The cost of properties with over-inflated price tags can be
brought down with a rapid increase of high rise apartment
blocks and granny flats, according to an expert speaking at a
property seminar in Wellington tonight.
Local Government New Zealand president Lawrence Yule will
lead a panel discussion on housing affordability with Finance
Minister Bill English, Auckland Council Deputy Mayor Penny
Hulse, economist Arthur Grimes and New Zealand Council for
Infrastructure Development chairman John Rae.
A new OECD report shows homes in New Zealand are the second
most expensive in the developed world, based on the ratio of
price-to-income, and the most-overvalued relative to rents.
Dr Grimes, a senior fellow at Motu Economic and Public Policy
Research, said popular cities and towns could bring down
house prices by rapidly expanding the number of properties
for people who were not just there at the moment, but also
those who wanted to come in the future.
If the rate of houses being built was not meeting those
numbers then, "it's going to be expensive", he said.
If local governments were resistant to more houses being
built in their towns and cities, they needed to be explicit
with their communities by saying they had decided to be
smaller but expensive, Dr Grimes said.
Councils that wanted to increase housing quickly should allow
for more apartment buildings and granny flats, he said.
"For instance in Christchurch you can't (build) a granny flat
and keep it there, you have to remove it even though they're

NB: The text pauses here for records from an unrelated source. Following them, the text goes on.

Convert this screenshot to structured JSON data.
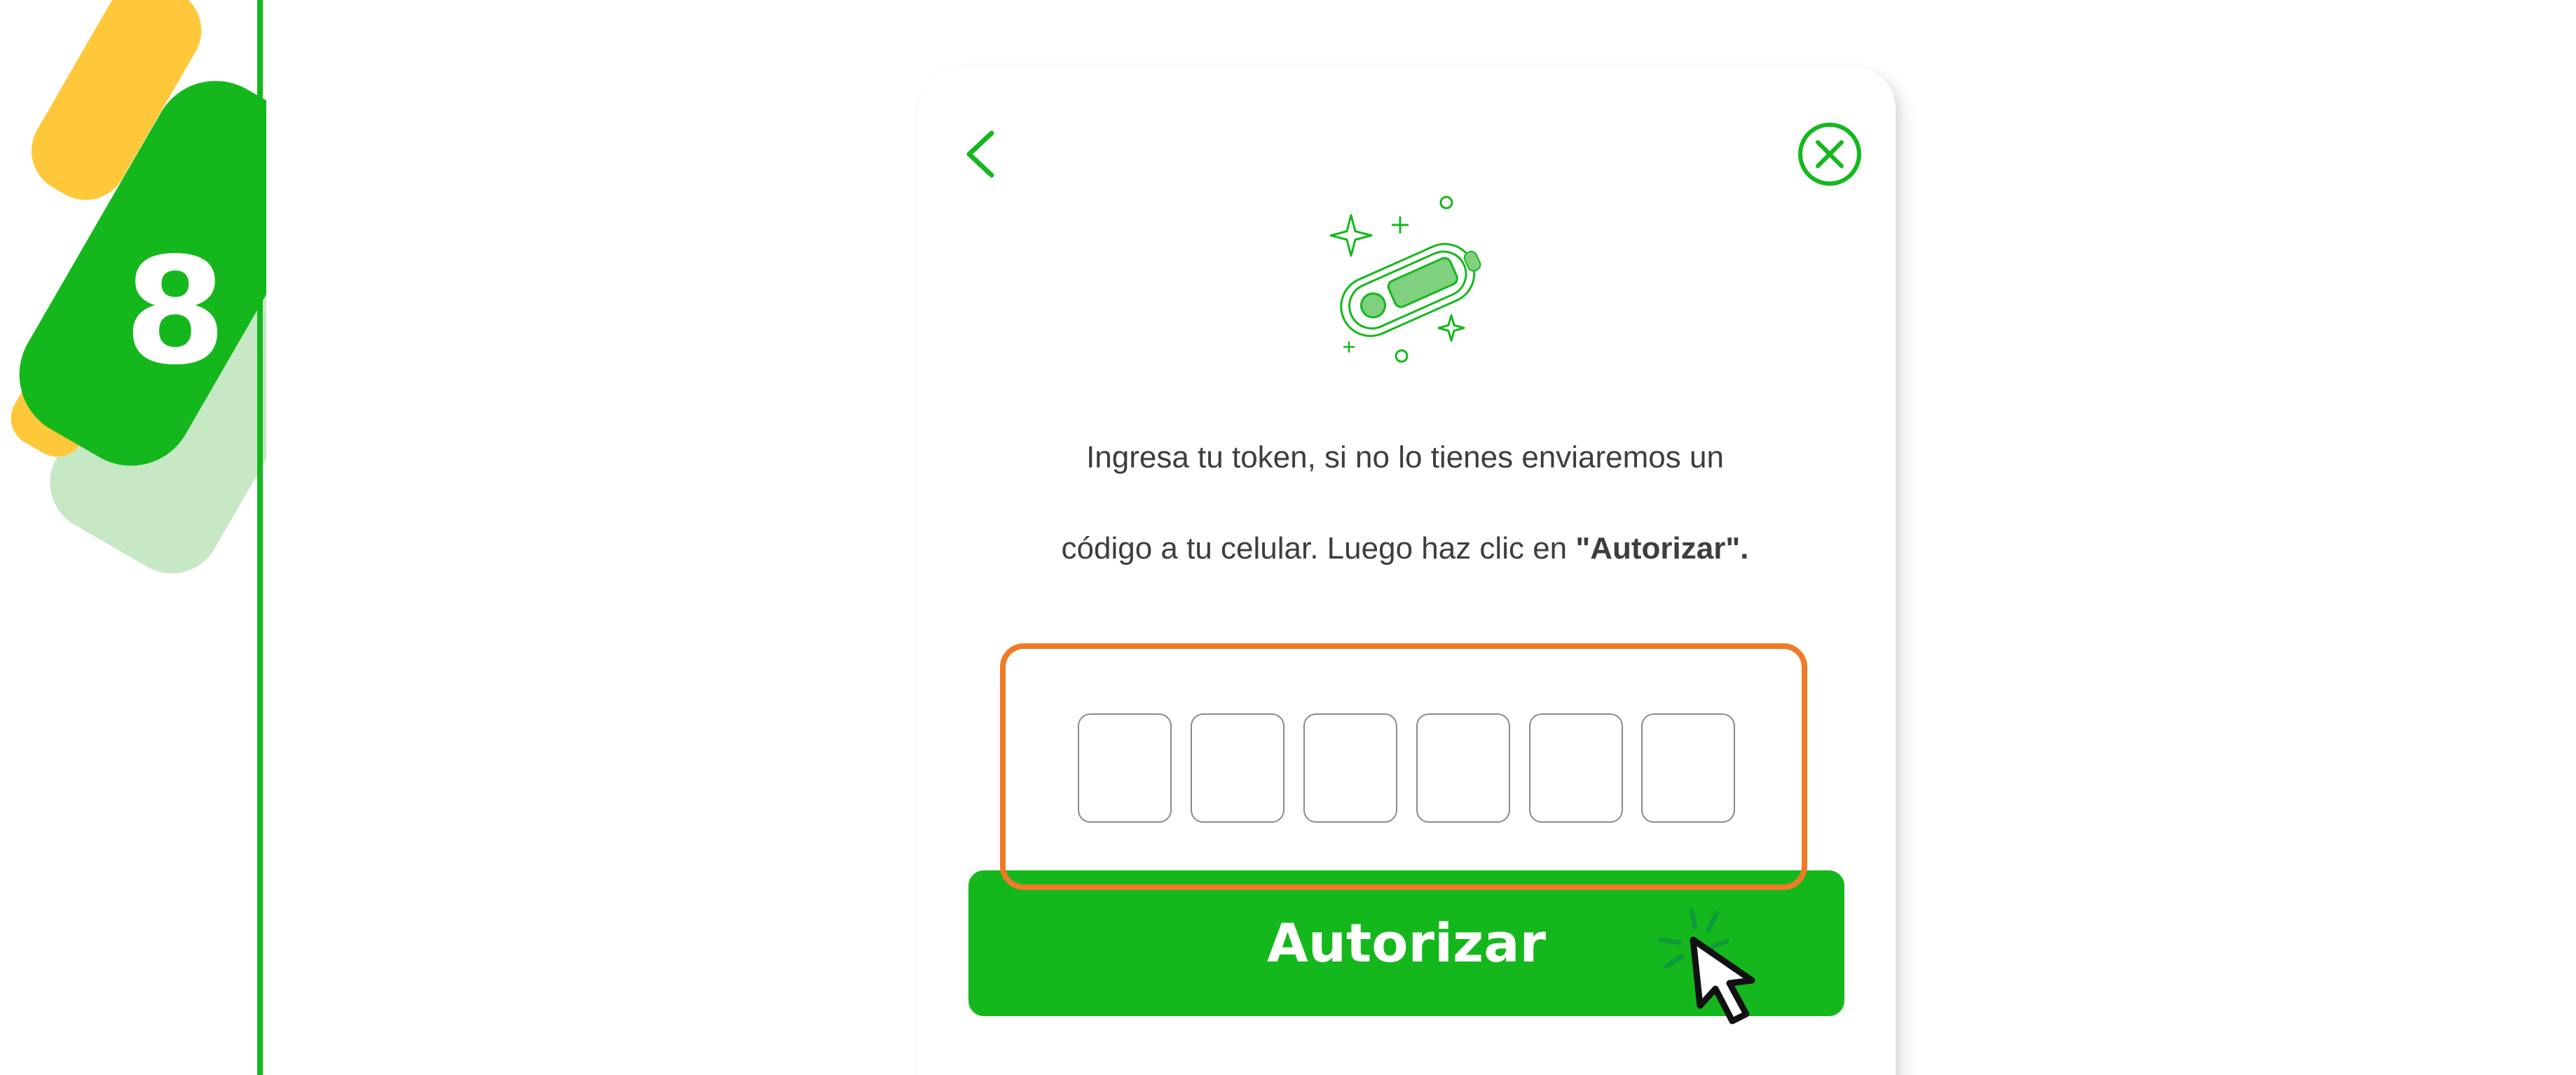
{
  "step": {
    "number": "8"
  },
  "dialog": {
    "instruction_line1": "Ingresa tu token, si no lo tienes enviaremos un",
    "instruction_line2": "código a tu celular. Luego haz clic en ",
    "instruction_bold": "\"Autorizar\".",
    "token_digits": [
      "",
      "",
      "",
      "",
      "",
      ""
    ],
    "authorize_label": "Autorizar"
  },
  "icons": {
    "back": "chevron-left-icon",
    "close": "close-circle-icon",
    "illustration": "token-device-icon",
    "pointer": "mouse-pointer-click-icon"
  },
  "colors": {
    "brand_green": "#14b81c",
    "light_green": "#c7e8c4",
    "accent_yellow": "#ffc83a",
    "highlight_orange": "#f07a26",
    "text": "#3d3d3d"
  }
}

short on houses.
"If you want to allow more people in, you've got to allow
some of these things to happen."
Auckland Deputy Mayor Penny Hulse said there was high
interest in residents and migrants looking for apartment life
in the city.
The council's proposed Unitary Plan allowed for
intensification of housing, such as splitting one house into
two, and building granny flats and apartment buildings.
There was demand for new apartment blocks, in areas such as
New Lynn, Ms Hulse said.
Migrants and residents aged over 50 were looking for those
smaller homes in good areas, she said.
There were some ways other councils around the country could
provide "stepping-stone" properties for first-time buyers,
"There aren't enough choices for first home buyers by the way
of good choices in apartments or terraced housing or
otherwise houses that allow them to build equity in them
Local Government New Zealand president Lawrence Yule said
there was an "overheated" housing problem in Auckland,
Christchurch, Queenstown and parts of Tauranga.
There needed to be better cooperation between central and
local government to accommodate the housing shortage in those
areas, he said.
If housing "sprawls out" too much, the cost of the extra
infrastructure was not worth it for councils, he said.
"We don't support a cart blanche expansion."
Plans to tackle housing problems in cities such as Auckland
should have been happening 10 years ago, Mr Yule said.
"But it's better late than never."
There needed to be a "proper plan for New Zealand's growth",
"The demographic changes in New Zealand are significant; not
only the aging population, but in the drift towards urban
centres and the northern drift.
"And a balanced growth across New Zealand is probably the
most efficient way for the country."
- By Rebecca Quilliam of APNZ